After Duck Soup flopped, Paramount dumped the Marx Brothers, Zeppo quit the act, Groucho tried his hand at straight acting, and Harpo toured the Soviet Union (becoming a real-life spy when the U.S. ambassador enlisted him to smuggle a letter to New York). Chico landed them a deal with MGM wunderkind Irving Thalberg, who resuscitated their careers, but any radical politics had to be checked at the studio gate: Thalberg had just finished making a series of fake newsreels that smeared Democratic gubernatorial candidate Upton Sinclair, and director Sam Wood would later help launch the red-baiting Motion Picture Alliance for the Preservation of American Ideals. A Night at the Opera (1935, 92 min.) is a more conventional but consistently charming entertainment, with excellent comic scenes set off by a straight plot, romantic interludes, and polished musical numbers (Sun-Mon 12/25-12/26, 3:30 and 7:10 PM). A Day at the Races (1937, 111 min.), completed after Thalberg’s untimely death, follows the same reliable formula, though it’s overlong and sometimes grating, particularly Harpo’s awful musical romp with some shucking-and-jiving stable hands (Tue 12/27, 3:20 and 7:10 PM).

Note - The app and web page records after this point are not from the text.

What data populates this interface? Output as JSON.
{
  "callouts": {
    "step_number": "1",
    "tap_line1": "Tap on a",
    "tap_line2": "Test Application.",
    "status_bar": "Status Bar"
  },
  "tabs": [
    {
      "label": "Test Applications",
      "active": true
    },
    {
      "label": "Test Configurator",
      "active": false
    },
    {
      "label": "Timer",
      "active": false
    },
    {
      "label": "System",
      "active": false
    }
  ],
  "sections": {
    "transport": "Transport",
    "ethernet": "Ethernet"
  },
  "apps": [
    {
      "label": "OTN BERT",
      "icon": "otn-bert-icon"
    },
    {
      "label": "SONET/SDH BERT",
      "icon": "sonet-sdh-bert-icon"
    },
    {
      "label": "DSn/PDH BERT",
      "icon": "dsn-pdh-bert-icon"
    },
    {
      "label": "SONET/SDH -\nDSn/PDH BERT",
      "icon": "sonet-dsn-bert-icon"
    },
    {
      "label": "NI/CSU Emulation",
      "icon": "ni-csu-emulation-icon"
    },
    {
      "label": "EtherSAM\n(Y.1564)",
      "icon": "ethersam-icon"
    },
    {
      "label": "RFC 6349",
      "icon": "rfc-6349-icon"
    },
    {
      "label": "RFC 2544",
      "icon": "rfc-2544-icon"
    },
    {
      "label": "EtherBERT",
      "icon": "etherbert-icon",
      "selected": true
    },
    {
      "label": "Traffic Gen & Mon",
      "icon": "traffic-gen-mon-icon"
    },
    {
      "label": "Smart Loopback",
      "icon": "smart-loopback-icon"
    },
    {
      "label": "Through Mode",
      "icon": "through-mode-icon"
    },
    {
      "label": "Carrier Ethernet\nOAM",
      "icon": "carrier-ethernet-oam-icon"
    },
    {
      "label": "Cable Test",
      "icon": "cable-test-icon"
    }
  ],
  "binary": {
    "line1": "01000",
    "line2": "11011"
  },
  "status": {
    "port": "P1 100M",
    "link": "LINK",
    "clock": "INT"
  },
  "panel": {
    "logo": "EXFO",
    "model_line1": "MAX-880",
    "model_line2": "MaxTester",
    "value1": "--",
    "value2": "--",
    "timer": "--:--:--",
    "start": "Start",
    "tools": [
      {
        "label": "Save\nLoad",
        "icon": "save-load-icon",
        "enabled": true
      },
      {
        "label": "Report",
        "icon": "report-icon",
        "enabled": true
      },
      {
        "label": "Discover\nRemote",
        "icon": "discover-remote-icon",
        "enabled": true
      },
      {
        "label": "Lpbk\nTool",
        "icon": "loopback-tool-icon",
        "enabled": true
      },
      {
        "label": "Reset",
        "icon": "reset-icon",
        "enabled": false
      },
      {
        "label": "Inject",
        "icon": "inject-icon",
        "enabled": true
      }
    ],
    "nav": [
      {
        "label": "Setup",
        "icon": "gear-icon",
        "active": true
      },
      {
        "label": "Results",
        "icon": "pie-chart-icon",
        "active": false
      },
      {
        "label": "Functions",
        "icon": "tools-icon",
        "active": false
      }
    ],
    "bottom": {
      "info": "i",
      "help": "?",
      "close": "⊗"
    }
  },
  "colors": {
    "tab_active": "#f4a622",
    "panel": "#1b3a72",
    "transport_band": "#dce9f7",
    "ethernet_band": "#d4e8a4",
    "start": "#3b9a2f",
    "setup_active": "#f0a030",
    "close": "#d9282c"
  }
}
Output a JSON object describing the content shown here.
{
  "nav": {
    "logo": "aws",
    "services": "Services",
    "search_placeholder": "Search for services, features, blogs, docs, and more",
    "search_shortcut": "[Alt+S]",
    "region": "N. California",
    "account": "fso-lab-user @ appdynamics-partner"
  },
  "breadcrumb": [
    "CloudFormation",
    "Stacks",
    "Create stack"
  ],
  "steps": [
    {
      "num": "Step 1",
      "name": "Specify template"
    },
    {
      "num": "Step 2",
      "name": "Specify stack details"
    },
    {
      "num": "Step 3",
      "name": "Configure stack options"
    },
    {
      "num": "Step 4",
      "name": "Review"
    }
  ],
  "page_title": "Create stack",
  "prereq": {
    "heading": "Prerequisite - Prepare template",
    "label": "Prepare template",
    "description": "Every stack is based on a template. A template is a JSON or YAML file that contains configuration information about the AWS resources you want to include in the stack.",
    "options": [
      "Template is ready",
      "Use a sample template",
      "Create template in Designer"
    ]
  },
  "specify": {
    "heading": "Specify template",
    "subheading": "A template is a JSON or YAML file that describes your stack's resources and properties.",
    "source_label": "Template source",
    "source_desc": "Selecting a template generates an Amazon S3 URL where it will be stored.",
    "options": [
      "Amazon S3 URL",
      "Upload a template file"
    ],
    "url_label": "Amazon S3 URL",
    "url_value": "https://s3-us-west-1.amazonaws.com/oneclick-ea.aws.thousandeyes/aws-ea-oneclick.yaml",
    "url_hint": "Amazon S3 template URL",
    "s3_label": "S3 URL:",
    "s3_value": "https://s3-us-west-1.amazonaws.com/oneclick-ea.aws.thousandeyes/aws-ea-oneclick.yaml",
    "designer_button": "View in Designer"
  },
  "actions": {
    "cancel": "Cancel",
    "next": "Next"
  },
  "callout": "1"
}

Cast adrift again, the Marxes were presented with various options–including a Salvador Dali script featuring a 50-foot loaf of bread and a stampede of flaming giraffes–but ultimately went with the cautious choice of adapting a successful stage play. Made at RKO, Room Service (1938, 78 min.) casts Groucho as a theatrical producer trying to keep his show afloat until opening night, with lots of shenanigans involving unpaid hotel bills. Of the films screening, it’s the only real dud, proof that the Marx Brothers required not just their own writers and producers but their own reality (Tue 12/27, 1:40, 5:30, and 9:20 PM).